▸ **INPUT FOR THIS TASK**:
>>>
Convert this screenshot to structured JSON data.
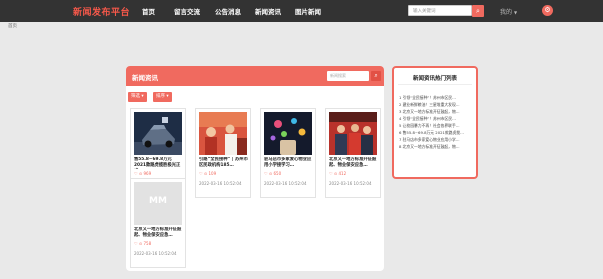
{
  "header": {
    "brand": "新闻发布平台",
    "nav": [
      "首页",
      "留言交流",
      "公告消息",
      "新闻资讯",
      "图片新闻"
    ],
    "search_placeholder": "输入关键词",
    "user_label": "我的"
  },
  "breadcrumb": "首页",
  "main": {
    "title": "新闻资讯",
    "search_placeholder": "新闻搜索",
    "filters": [
      "筛选",
      "排序"
    ],
    "cards": [
      {
        "title": "售55.8~69.8万元 2021款路虎揽胜极光正式…",
        "views": "969",
        "date": "2022-03-16 10:52:04"
      },
      {
        "title": "引路“全民接种” | 苏州市区民政机构185…",
        "views": "109",
        "date": "2022-03-16 10:52:04"
      },
      {
        "title": "驻马店市多家爱心物业应用小学接学习…",
        "views": "650",
        "date": "2022-03-16 10:52:04"
      },
      {
        "title": "北京又一地方标准开征鼓起、物业保安应急…",
        "views": "412",
        "date": "2022-03-16 10:52:04"
      },
      {
        "title": "北京又一地方标准开征鼓起、物业保安应急…",
        "views": "758",
        "date": "2022-03-16 10:52:04"
      }
    ],
    "placeholder_image_text": "MM"
  },
  "sidebar": {
    "title": "新闻资讯热门列表",
    "items": [
      "1  引领“全民接种”！苏州市区民…",
      "2  建业新鲜粮油！三星堆重大发现…",
      "3  北京又一地方标准开征鼓起，物…",
      "4  引领“全民接种”！苏州市区民…",
      "5  让校园暴力不再！社会各界联手…",
      "6  售55.8~69.8万元 2021款路虎揽…",
      "7  驻马店市多家爱心物业应用小学…",
      "8  北京又一地方标准开征鼓起，物…"
    ]
  },
  "colors": {
    "accent": "#f06a5f",
    "navbar": "#333333",
    "page_bg": "#e9e9e9"
  }
}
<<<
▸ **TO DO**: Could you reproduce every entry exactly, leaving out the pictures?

▸ **RESPONSE**:
Convert this screenshot to structured JSON data.
{
  "header": {
    "brand": "新闻发布平台",
    "nav": [
      "首页",
      "留言交流",
      "公告消息",
      "新闻资讯",
      "图片新闻"
    ],
    "search_placeholder": "输入关键词",
    "user_label": "我的"
  },
  "breadcrumb": "首页",
  "main": {
    "title": "新闻资讯",
    "search_placeholder": "新闻搜索",
    "filters": [
      "筛选",
      "排序"
    ],
    "cards": [
      {
        "title": "售55.8~69.8万元 2021款路虎揽胜极光正式…",
        "views": "969",
        "date": "2022-03-16 10:52:04"
      },
      {
        "title": "引路“全民接种” | 苏州市区民政机构185…",
        "views": "109",
        "date": "2022-03-16 10:52:04"
      },
      {
        "title": "驻马店市多家爱心物业应用小学接学习…",
        "views": "650",
        "date": "2022-03-16 10:52:04"
      },
      {
        "title": "北京又一地方标准开征鼓起、物业保安应急…",
        "views": "412",
        "date": "2022-03-16 10:52:04"
      },
      {
        "title": "北京又一地方标准开征鼓起、物业保安应急…",
        "views": "758",
        "date": "2022-03-16 10:52:04"
      }
    ],
    "placeholder_image_text": "MM"
  },
  "sidebar": {
    "title": "新闻资讯热门列表",
    "items": [
      "1  引领“全民接种”！苏州市区民…",
      "2  建业新鲜粮油！三星堆重大发现…",
      "3  北京又一地方标准开征鼓起，物…",
      "4  引领“全民接种”！苏州市区民…",
      "5  让校园暴力不再！社会各界联手…",
      "6  售55.8~69.8万元 2021款路虎揽…",
      "7  驻马店市多家爱心物业应用小学…",
      "8  北京又一地方标准开征鼓起，物…"
    ]
  },
  "colors": {
    "accent": "#f06a5f",
    "navbar": "#333333",
    "page_bg": "#e9e9e9"
  }
}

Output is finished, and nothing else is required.